It’s strange to see that Fantozzi still hasn’t received the kind of worldwide acclaim that some other European comedies of the seventies have, and that Villaggio is still unknown to the wider public, unlike the French Tati. Villaggio’s comedy is smart, poignant slapstick that can in fact please intellectuals as well as a normal cinema goer looking for some easy laughs. All this could be achieved alone by the character of Fantozzi himself, who represents the middle, or White Collar Worker (which is also the English title for the movie), who is submissive and repressed, the kind of man who feels the weight of the world every day, and this comes through in the way that he speaks, always as if he had some sort of weight on his back. He is the kind of man who never admits to not feeling alright even when he is in obvious physical pain, he is the kind of man that ignores the pains of the ordinary life, tries to convince himself of what is not true, from the times he has to convince himself he has a beautiful wife and daughter before he actually looks at them, to the time when he admits with a childlike naivite that he has always wanted to catch a moving bus (in the sequence that was even admired by Marty Feldman and Mel Brooks, and you can see their influences in this film). He is also the kind of man that has no luck, and when he seems to have those rare lucky instances of happiness, he is followed by a black cloud that never hesitates to create a thunderstorm on him alone.
Fantozzi is a beloved Italian comedy in the history of Italian comedies that made a star out of Paolo Villaggio, whose biting satirical comedic nature is never really obvious in this movie, but at the same time, sets up firm solid ground for the kind of character that would have been destined to a continuation in sequels to come (the second too is worth taking a look at, especially for those who liked this one). The man who gets most of the credit should be Villaggio, whose books and whose character this film is based upon; not only is he Ragionier Fantozzi, he also made him (or should I say himself). Paradoxically, the character is so strong itself that it could never have seemed acceptable to have built a deductive storyline around him, it would only have choked the life out of him. In his figure of the white collar worker, the Italian working class audience of the seventies found its ideal representation.
The way it is brought to the screen does not disappoint.
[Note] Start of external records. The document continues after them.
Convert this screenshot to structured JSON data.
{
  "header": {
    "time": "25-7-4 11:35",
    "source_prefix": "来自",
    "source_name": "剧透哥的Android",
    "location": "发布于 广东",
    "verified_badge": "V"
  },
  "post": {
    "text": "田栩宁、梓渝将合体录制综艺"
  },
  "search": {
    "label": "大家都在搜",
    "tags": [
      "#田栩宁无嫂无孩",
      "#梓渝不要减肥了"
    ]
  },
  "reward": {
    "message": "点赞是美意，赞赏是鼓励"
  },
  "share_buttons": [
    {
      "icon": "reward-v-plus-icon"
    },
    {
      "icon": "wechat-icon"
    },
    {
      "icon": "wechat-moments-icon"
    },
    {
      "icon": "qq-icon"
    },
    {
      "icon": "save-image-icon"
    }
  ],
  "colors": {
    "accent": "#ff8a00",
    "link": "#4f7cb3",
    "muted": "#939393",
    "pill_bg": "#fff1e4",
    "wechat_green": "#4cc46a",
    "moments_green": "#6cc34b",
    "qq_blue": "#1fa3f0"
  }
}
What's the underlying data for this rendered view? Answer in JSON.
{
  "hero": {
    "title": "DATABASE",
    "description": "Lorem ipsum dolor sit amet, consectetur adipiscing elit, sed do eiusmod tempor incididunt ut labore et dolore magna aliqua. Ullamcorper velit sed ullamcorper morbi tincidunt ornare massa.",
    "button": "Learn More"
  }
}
There is this dream/nightmare like quality that makes everything much top exaggerated to believe, in the true tradition of Italian comedy, where the early theatre before Pirandello was interpreted by masked figures (like Harlequin for instance). The characters of this movie, primary and secondary, do not wear masks, but they might as well be. The glam co-worker, the sexual desire of Fantozzi (although in reality she is not so good looking at all, but it seems like she embodies the most that the working class can aspire too, the dream that can be realised), the ugly old-fashioned submissive wife, even the president of the company, which at the end of the movie Fantozzi gets to meet, and turns out to be everything that the rumours and jokes have him portrayed as, in the best sequence of the movie. Everything is exaggerated, almost as if it were children playing the part of the adults during one of their games. To achieve this kind of feeling, director Luciano Salce uncerimoniously takes the liberty of speeding up and slowing down the film.
Italy made some good comedies in the seventies. That is because Italy loves comedy films, to the point that they often beat the major American blockbusters at the box office, to the point where much too many are produced, and it is getting harder and almost impossible to see which ones are the good ones and which ones are the bad ones. Fantozzi, in that sense, is a great movie disguised as a bad movie; it is the ultimate paradox, the juxtaposition of the representation and the farce, the neo-realist drama and the slapstick exaggeration of the earliest of silent comedy keystone shorts. No doubt about it, Italian people will continue to watch Fantozzi for generations to come, but its internationally accessible nature should make this of interest to other countries as well.
WATCH FOR THE MOMENT – Fantozzi meets the president of the company.